Please quote the material exactly, every line of it.

┏━━

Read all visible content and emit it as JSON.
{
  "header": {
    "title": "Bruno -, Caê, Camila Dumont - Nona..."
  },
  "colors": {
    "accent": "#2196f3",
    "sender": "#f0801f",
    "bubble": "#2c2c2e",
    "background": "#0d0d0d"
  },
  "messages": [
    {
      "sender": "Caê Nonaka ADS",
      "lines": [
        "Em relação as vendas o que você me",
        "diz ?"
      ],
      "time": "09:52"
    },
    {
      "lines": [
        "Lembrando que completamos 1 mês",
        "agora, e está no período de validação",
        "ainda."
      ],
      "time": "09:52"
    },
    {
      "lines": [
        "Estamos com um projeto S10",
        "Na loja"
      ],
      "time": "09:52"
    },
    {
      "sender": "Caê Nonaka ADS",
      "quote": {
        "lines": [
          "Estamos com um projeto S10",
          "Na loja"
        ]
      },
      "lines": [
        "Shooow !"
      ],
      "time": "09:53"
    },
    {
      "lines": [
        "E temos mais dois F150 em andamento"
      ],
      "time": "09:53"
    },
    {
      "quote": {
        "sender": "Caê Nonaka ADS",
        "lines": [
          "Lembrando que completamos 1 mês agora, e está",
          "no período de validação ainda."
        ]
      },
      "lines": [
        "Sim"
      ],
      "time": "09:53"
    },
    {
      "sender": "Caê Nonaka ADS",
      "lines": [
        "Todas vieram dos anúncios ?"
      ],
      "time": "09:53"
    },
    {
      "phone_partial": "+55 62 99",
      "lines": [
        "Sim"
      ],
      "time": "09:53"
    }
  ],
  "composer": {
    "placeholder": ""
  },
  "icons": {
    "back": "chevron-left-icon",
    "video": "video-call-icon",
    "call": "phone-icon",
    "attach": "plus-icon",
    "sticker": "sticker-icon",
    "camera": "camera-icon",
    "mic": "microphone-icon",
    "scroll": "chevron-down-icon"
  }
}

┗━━

→ **ANSWER SECTION**
Read all visible content and emit it as JSON.
{
  "header": {
    "title": "Bruno -, Caê, Camila Dumont - Nona..."
  },
  "colors": {
    "accent": "#2196f3",
    "sender": "#f0801f",
    "bubble": "#2c2c2e",
    "background": "#0d0d0d"
  },
  "messages": [
    {
      "sender": "Caê Nonaka ADS",
      "lines": [
        "Em relação as vendas o que você me",
        "diz ?"
      ],
      "time": "09:52"
    },
    {
      "lines": [
        "Lembrando que completamos 1 mês",
        "agora, e está no período de validação",
        "ainda."
      ],
      "time": "09:52"
    },
    {
      "lines": [
        "Estamos com um projeto S10",
        "Na loja"
      ],
      "time": "09:52"
    },
    {
      "sender": "Caê Nonaka ADS",
      "quote": {
        "lines": [
          "Estamos com um projeto S10",
          "Na loja"
        ]
      },
      "lines": [
        "Shooow !"
      ],
      "time": "09:53"
    },
    {
      "lines": [
        "E temos mais dois F150 em andamento"
      ],
      "time": "09:53"
    },
    {
      "quote": {
        "sender": "Caê Nonaka ADS",
        "lines": [
          "Lembrando que completamos 1 mês agora, e está",
          "no período de validação ainda."
        ]
      },
      "lines": [
        "Sim"
      ],
      "time": "09:53"
    },
    {
      "sender": "Caê Nonaka ADS",
      "lines": [
        "Todas vieram dos anúncios ?"
      ],
      "time": "09:53"
    },
    {
      "phone_partial": "+55 62 99",
      "lines": [
        "Sim"
      ],
      "time": "09:53"
    }
  ],
  "composer": {
    "placeholder": ""
  },
  "icons": {
    "back": "chevron-left-icon",
    "video": "video-call-icon",
    "call": "phone-icon",
    "attach": "plus-icon",
    "sticker": "sticker-icon",
    "camera": "camera-icon",
    "mic": "microphone-icon",
    "scroll": "chevron-down-icon"
  }
}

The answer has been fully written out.